The Savannah cat is a relatively new breed and has only been recognized by the International Cat Association (TICA) since 2012. This unique cat is considered to be exotic because of its distinctly patterned coat and its resemblance to its wild ancestor the African Serval. However, as with any domesticated animal, there are very specific qualities and characteristics of the Savannah that you will want to take into consideration when pet parenting this breed.
According to PetMD, the Savannah is a highly intelligent and active breed. It is always on the move and will look for new or interesting things to investigate. Although, it’s great to have a smart pet, it also means your Savannah will need tough, sturdy objects to play with, interactive toys, cat posts and daily playtime. Savannahs tend to get destructive if they become bored, so they do best with a person that is willing to spend quality time with them to meet this need. In addition, when it comes to the old adage of cats hating water, the Savannah may have missed the memo. Pet parents of this lovable breed often report of their Savannahs joining them in the shower or just puddling in the sink or under a drippy faucet.
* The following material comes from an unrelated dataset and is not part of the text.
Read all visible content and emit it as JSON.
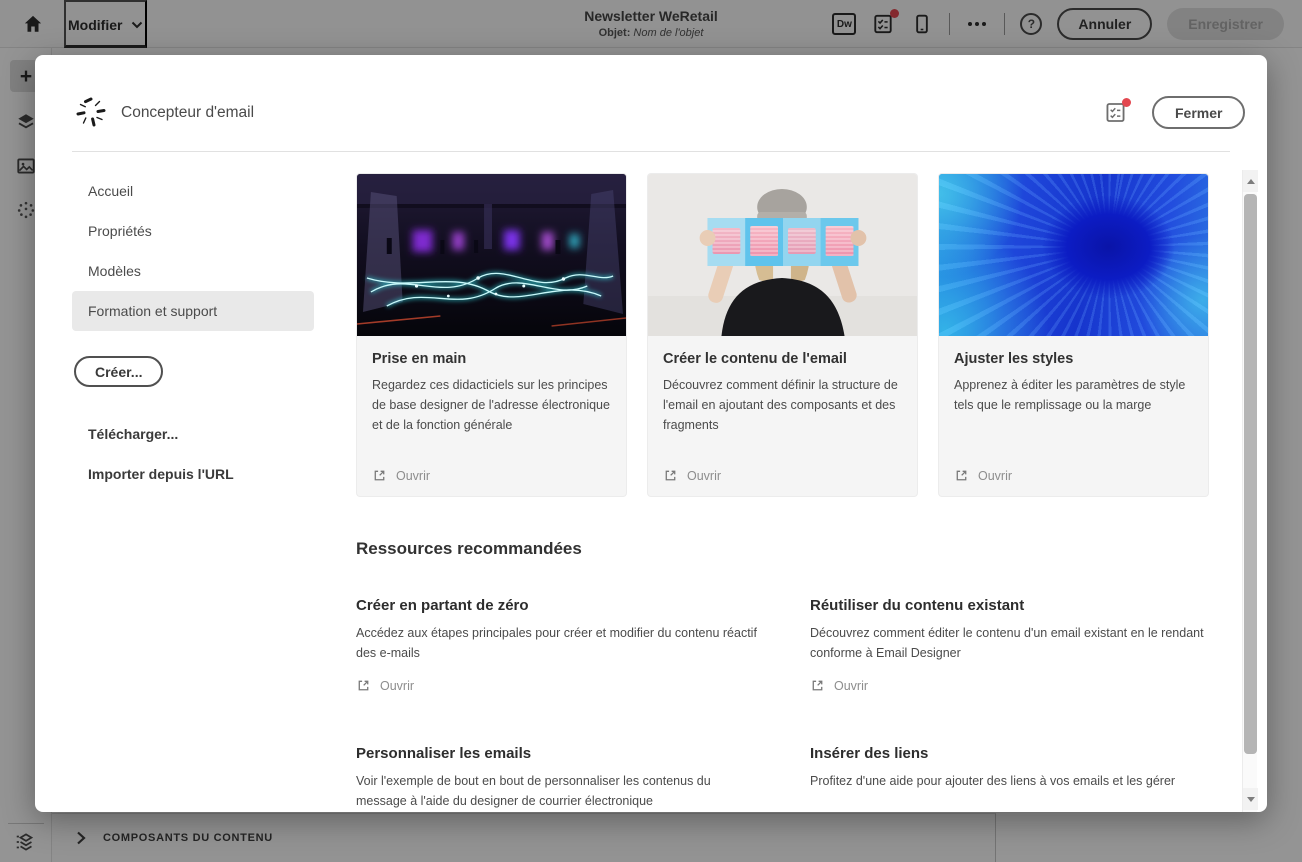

Unlike some feline cats that may be aloof and show indifference to humans, the Savannah loves people and being included in all the going-ons of the family. This breed of cat is a good choice for those families with children, as long as the little ones are taught the proper way to interact with an animal of the feline-persuasion. When caring for a Savannah cat you will want to be prepared for a lovable animal that wants and needs to spend time with you.
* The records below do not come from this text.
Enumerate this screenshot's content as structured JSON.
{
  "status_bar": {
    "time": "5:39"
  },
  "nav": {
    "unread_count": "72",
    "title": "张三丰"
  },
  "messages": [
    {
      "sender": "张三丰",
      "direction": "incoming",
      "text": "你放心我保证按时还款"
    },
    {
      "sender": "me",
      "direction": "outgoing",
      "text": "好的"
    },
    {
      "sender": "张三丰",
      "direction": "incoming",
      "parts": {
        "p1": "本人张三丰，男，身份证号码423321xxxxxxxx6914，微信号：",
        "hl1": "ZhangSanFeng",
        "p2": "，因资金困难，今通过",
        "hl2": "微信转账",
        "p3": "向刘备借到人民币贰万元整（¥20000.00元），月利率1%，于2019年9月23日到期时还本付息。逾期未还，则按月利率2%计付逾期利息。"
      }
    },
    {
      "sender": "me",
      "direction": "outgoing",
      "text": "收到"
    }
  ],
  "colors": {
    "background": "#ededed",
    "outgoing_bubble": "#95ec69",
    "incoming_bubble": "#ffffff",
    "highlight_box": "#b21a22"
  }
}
Since the coat of the Savannah is very short, all it will need is a quick brushing twice-a-week to capture the loose hairs and to distribute the oils in its skin.
Dental care is also important in keeping this breed healthy. Vets recommend brushing your cat’s teeth, but if this cannot be accomplished, then hard kibble and treats that are designed to remove tartar build up is the next best thing.
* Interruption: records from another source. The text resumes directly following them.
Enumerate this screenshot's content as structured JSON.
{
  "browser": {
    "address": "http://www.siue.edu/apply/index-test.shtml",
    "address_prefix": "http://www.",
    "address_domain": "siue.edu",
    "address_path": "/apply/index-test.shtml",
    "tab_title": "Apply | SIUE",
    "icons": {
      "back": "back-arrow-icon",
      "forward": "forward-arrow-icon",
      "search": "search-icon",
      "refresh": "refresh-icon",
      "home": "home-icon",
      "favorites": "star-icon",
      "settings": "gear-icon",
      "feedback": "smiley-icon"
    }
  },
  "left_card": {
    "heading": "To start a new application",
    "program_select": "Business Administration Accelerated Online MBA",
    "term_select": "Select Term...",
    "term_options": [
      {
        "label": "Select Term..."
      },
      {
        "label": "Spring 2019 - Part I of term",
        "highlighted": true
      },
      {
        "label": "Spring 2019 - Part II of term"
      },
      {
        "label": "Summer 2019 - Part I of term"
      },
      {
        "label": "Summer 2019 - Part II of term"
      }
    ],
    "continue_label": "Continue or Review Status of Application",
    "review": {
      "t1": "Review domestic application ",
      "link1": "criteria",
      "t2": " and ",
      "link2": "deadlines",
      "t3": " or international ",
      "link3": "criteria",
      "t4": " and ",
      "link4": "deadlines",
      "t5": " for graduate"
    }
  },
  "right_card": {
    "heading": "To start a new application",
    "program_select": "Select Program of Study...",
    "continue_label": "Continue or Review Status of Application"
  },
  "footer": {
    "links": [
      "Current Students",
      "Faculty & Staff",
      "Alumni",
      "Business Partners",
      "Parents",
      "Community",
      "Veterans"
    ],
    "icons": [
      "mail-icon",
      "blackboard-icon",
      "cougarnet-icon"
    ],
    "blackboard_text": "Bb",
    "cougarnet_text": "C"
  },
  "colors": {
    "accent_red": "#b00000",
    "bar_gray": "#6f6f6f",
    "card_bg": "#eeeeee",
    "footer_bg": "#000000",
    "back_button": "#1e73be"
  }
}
Building an outdoor enclosure and/or teaching your Savannah to walk on a leash, are both excellent ways to give her the taste of being in nature, without the risk of injury or death. A Savannah that is left to roam outside is at a higher risk of being attacked by other animals, being hit by a car or simply being snatched because of its exotic and appealing appearance.
Savannah cats are one of the healthiest breeds with very few genetic issues. However, since this feline is a direct descendant of the African Serval, your Savannah should be checked to see if it has inherited the Serval’s propensity of having a smaller liver. In addition, due to this genetic “defect” your vet should not be administering the drug known as ketamine as this is metabolized through the liver. This drug is used as an anesthetic and has been known to cause serious complications in the Savannah breed.
All cats need taurine in their diets for a healthy life, the Savannah is no exception. In fact, this breed is especially prone to developing a taurine deficiency. Taurine is found in meat, fish and poultry and is naturally utilized by the cat’s system from these sources. In order to prevent a taurine deficiency from happening, it’s recommended to feed your Savannah a protein-based diet. This can be found in high-quality cat foods, without the use of grain fillers like corn or wheat.
The Savannah, like any other cat, needs some basic care to ensure it has a long and healthy life. By following these simple breed-specific guidelines, you are sure to have one happy and content kitty.